***** Record excerpts

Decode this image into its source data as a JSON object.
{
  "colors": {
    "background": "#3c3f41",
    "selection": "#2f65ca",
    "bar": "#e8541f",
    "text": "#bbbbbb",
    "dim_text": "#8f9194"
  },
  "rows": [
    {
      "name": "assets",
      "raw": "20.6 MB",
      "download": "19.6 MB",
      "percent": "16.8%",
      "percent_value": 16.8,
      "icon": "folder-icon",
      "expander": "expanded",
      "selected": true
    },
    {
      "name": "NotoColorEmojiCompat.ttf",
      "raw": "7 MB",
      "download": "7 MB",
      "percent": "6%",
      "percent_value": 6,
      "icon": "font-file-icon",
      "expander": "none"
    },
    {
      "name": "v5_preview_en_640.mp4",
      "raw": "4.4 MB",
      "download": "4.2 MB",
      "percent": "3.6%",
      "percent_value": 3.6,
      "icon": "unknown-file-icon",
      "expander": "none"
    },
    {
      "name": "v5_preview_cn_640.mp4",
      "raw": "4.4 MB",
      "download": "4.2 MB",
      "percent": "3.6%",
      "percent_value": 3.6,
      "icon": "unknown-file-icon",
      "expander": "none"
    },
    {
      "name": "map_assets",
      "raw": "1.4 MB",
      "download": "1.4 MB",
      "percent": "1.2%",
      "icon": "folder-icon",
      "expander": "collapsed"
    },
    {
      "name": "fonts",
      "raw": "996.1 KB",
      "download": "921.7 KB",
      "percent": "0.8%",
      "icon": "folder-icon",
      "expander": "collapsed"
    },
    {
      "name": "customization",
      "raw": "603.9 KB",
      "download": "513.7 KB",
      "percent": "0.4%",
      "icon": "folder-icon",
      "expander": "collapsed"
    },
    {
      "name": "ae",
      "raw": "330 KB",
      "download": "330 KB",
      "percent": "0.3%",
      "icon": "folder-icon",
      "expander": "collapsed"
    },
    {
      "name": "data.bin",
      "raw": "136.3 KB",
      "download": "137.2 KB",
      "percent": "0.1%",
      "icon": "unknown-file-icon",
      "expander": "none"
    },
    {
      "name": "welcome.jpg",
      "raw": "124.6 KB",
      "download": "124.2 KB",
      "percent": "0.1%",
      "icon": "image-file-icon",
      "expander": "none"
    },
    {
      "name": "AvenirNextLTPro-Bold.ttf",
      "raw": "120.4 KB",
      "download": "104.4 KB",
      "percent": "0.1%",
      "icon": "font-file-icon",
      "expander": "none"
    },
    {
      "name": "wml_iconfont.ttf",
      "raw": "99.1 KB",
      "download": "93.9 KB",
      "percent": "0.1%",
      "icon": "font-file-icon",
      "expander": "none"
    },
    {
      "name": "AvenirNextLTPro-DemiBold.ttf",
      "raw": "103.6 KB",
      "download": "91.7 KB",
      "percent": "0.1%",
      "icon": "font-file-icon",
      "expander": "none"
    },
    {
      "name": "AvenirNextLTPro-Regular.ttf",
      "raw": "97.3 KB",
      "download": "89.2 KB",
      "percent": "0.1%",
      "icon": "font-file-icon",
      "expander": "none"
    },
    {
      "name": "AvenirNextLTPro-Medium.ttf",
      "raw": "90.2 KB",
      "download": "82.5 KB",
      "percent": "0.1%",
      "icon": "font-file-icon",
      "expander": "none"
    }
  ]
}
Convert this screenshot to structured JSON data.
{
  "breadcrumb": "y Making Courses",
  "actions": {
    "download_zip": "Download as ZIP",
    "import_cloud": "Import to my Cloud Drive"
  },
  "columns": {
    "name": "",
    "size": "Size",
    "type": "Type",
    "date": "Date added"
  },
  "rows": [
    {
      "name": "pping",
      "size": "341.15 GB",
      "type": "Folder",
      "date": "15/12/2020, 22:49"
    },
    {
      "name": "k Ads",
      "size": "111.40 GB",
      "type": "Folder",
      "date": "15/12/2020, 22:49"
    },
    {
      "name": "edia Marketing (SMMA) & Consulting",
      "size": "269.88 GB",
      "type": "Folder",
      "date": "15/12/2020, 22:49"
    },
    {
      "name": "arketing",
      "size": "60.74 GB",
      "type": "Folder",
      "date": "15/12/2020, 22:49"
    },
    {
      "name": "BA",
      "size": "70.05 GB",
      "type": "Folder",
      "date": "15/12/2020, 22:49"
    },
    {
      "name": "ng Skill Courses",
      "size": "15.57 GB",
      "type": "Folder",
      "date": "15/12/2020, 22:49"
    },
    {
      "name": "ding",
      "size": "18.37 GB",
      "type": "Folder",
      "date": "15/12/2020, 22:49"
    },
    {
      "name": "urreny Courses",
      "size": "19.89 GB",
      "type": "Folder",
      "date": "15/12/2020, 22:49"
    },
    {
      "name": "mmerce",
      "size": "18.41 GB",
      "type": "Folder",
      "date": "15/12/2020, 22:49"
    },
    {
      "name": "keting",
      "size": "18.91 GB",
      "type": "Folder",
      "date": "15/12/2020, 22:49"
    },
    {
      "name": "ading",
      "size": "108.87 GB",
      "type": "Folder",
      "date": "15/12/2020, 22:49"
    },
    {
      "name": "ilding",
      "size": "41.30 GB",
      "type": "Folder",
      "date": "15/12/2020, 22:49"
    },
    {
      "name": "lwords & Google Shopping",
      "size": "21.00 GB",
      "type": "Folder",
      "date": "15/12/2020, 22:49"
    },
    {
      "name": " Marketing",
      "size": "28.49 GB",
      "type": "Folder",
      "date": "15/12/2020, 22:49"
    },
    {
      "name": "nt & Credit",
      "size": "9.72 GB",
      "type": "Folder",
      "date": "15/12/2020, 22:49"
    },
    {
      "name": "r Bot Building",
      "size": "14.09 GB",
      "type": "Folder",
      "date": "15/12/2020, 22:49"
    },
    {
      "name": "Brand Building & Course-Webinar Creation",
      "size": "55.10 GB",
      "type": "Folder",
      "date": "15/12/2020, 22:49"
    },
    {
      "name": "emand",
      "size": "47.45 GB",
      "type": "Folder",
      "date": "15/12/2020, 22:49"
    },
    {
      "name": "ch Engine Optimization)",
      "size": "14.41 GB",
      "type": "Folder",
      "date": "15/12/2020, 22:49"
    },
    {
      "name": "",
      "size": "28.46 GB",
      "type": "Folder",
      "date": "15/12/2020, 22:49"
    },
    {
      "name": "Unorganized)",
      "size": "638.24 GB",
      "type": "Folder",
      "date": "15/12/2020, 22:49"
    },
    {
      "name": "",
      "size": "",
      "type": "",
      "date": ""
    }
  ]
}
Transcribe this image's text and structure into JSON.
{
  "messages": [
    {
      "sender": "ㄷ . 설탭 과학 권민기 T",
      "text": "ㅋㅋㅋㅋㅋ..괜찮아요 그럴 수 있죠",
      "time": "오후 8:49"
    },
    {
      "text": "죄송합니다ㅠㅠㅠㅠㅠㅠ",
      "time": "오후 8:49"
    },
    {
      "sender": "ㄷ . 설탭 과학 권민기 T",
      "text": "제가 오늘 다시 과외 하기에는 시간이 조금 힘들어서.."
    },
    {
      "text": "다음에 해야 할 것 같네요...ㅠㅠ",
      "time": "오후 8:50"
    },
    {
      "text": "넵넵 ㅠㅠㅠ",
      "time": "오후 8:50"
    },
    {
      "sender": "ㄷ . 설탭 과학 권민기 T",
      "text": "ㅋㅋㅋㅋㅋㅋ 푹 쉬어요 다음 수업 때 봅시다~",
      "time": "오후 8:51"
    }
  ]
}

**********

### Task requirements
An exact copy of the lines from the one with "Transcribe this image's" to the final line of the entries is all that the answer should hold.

### Written response
Transcribe this image's text and structure into JSON.
{
  "messages": [
    {
      "sender": "ㄷ . 설탭 과학 권민기 T",
      "text": "ㅋㅋㅋㅋㅋ..괜찮아요 그럴 수 있죠",
      "time": "오후 8:49"
    },
    {
      "text": "죄송합니다ㅠㅠㅠㅠㅠㅠ",
      "time": "오후 8:49"
    },
    {
      "sender": "ㄷ . 설탭 과학 권민기 T",
      "text": "제가 오늘 다시 과외 하기에는 시간이 조금 힘들어서.."
    },
    {
      "text": "다음에 해야 할 것 같네요...ㅠㅠ",
      "time": "오후 8:50"
    },
    {
      "text": "넵넵 ㅠㅠㅠ",
      "time": "오후 8:50"
    },
    {
      "sender": "ㄷ . 설탭 과학 권민기 T",
      "text": "ㅋㅋㅋㅋㅋㅋ 푹 쉬어요 다음 수업 때 봅시다~",
      "time": "오후 8:51"
    }
  ]
}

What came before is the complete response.